Writing with kids around is hard.
Writing with my kids around is next to impossible. Even simple tasks such as putting on socks becomes a triathlon of bathroom breaks, tantrums, and cannon-fire.
I’ve heard of miracle babies who play quietly and only cry when seriously injured. I’m not sure such lacklustre angels exist. And I know I’m not alone in experiencing the delights of having high-intensity children.
I’m not being entirely sarcastic when I use the word ‘delights.’ My kids are amazing. They were early walkers, early talkers, and early-swearers (don’t look at me that way). They love stories and produce a volcanic eruption of art every day. Sometimes they just run in circles, providing minutes of enjoyment before someone splits their head open.
More than all of that, I’ve become a more self-aware person for having them in my life. Their births and growing levels of maturity have made me assess and re-assess myself many times over. The responsibility I feel towards them, and the deeper emotions they’ve brought out in me have, I think, made me a better writer and—perhaps more importantly—a better human being.
When I’m with them, I must forget trying to do anything else meaningful. And that’s ok. They deserve my attention. However it makes ‘writing at home’ a dicey proposition. By the time I’ve finished my day at work and had some old-fashioned family time, I’m exhausted. Not the best mental or physical state to produce much beyond Run Spot Run.
So, how to achieve any balance?
One: I have to commit to the project. This means setting word-count or chapter goals for myself. I work much better with specific goals and deadlines. I’ve learned over time to be more forgiving with myself when I don’t meet them. Because life happens, and right now writing has to fit wherever it can.
Two: I have to get the words out. This means trying to push past the exhaustion on more days than not. It also means not putting crazy pressure on myself to make the words right in the first draft. Rookie mistake was thinking that a book comes out much the same way my papers did in university. Ten pages to be handed in the next morning? Not a problem for the Essay Queen of the North. Stupid idea when writing a book.
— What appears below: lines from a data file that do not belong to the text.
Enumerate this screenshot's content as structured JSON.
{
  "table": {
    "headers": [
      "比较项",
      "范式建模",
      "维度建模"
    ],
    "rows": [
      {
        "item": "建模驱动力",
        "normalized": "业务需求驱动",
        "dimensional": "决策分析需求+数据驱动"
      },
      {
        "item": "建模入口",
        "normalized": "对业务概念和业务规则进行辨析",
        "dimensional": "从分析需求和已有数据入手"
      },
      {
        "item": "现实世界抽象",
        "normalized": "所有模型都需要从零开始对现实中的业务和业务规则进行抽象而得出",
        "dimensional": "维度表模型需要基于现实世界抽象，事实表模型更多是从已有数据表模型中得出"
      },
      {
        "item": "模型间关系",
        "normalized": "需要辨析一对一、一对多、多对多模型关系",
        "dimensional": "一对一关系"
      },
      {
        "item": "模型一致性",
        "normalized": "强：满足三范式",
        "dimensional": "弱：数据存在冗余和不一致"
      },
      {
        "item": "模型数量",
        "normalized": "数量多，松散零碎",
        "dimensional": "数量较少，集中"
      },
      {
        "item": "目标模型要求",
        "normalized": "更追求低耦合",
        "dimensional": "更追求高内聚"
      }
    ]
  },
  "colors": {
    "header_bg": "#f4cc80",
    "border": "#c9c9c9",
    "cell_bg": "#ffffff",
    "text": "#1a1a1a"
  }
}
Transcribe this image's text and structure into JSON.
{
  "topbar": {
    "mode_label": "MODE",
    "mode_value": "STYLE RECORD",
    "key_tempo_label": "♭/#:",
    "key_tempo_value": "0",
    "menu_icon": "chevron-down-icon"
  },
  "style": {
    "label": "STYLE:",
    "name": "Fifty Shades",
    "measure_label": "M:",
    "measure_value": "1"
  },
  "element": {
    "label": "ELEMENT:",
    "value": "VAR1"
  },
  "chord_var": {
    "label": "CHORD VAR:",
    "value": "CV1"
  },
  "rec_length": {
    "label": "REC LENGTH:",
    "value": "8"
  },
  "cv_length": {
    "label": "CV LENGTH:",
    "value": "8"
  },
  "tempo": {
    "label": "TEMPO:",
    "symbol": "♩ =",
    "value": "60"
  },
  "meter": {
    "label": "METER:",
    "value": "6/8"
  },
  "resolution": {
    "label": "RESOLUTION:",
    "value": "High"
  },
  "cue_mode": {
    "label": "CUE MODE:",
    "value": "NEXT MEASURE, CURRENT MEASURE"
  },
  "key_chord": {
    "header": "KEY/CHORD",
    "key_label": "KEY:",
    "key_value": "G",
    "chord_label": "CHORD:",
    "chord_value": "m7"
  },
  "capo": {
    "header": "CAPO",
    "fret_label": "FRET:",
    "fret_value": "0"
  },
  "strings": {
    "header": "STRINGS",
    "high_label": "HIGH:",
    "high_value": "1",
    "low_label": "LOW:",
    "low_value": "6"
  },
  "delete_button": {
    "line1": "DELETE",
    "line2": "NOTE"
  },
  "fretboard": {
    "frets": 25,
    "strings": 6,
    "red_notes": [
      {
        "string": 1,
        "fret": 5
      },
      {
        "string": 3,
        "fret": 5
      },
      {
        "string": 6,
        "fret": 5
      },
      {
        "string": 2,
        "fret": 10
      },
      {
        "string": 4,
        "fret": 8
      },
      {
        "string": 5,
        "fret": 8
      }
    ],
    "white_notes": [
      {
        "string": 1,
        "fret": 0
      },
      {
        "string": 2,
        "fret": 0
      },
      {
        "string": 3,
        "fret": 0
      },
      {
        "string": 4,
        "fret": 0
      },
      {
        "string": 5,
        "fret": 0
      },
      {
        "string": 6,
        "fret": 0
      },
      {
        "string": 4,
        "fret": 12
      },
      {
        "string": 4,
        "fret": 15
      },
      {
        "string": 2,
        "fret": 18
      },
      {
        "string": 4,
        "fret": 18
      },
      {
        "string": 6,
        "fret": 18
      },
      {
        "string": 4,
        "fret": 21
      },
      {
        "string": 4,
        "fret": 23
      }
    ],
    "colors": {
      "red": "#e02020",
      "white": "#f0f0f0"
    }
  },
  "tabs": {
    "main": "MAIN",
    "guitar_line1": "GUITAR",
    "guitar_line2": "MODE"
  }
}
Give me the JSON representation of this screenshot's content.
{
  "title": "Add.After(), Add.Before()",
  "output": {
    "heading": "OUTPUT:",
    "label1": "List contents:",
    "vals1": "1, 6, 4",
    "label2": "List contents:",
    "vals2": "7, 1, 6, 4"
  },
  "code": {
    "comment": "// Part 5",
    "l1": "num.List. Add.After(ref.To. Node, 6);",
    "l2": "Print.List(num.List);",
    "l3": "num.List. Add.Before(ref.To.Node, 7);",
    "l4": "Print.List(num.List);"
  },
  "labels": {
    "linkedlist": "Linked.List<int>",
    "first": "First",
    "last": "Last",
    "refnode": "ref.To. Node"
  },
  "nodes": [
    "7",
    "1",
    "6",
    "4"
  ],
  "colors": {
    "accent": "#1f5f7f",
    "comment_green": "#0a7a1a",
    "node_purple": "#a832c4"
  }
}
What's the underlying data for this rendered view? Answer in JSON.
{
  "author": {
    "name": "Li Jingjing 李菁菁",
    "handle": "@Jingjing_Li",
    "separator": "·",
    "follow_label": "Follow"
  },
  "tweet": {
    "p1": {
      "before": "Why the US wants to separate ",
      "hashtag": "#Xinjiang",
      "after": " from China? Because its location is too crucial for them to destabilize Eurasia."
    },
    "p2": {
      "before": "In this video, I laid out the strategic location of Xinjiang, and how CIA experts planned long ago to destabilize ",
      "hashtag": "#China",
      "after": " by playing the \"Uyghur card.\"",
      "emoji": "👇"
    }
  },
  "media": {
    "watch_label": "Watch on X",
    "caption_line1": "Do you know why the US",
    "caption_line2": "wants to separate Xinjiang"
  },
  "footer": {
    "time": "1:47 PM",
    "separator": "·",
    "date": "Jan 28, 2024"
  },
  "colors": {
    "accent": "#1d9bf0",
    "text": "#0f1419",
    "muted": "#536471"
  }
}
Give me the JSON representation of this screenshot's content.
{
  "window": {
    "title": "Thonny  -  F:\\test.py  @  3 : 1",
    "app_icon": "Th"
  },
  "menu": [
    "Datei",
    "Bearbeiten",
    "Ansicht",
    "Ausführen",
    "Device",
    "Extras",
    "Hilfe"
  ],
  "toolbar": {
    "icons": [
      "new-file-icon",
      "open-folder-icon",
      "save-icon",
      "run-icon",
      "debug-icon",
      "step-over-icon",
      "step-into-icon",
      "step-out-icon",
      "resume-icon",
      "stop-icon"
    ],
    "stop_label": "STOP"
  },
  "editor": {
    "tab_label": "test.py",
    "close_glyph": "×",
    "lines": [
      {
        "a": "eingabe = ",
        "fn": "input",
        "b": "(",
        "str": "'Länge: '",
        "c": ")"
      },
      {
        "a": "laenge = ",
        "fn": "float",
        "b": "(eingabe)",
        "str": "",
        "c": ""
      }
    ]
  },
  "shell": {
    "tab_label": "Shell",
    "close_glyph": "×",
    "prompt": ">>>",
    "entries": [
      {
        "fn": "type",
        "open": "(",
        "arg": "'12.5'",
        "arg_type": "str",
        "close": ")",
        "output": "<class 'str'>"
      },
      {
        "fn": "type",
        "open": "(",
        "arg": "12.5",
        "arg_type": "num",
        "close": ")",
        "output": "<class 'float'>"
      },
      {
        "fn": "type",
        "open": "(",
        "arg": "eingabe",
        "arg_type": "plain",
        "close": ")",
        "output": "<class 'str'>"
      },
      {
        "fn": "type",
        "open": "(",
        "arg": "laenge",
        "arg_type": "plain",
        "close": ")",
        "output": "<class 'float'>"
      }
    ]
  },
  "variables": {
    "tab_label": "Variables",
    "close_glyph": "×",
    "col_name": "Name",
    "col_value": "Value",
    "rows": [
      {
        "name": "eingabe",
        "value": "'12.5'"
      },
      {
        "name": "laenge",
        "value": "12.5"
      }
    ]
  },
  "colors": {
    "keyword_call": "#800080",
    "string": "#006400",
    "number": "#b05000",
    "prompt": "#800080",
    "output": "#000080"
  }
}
Fiction readers are much pickier than university professors.
Three: Coffee. Thank you, Starbucks, for free re-fills.
Four: Keep loving it. Keep the passion for each project alive and bright. I write because it’s part of me. One day, I hope to share more of that part with my kids. I want to pass on not only my love of story, but the attitude that you shouldn’t give up the things you’re passionate about. That you can achieve your goals if you put in the effort. I also want them to know that their mom is a whole person herself … not just that voice telling them to get ready for school and to pick up that damned Lego I just stepped on!
(Oh wait, that’s mine.)
This is an entry from my bestselling* book, A is for Adverb: An Alphabet for Authors in Agony. To read the entire alphabet, join me weekly for #WriteTip Tuesday. If you’re in a rush, get the whole book free by signing up here, or do this writer a solid and buy the book on Amazon.
*Totally a bestseller for, like, a day on Amazon.ca.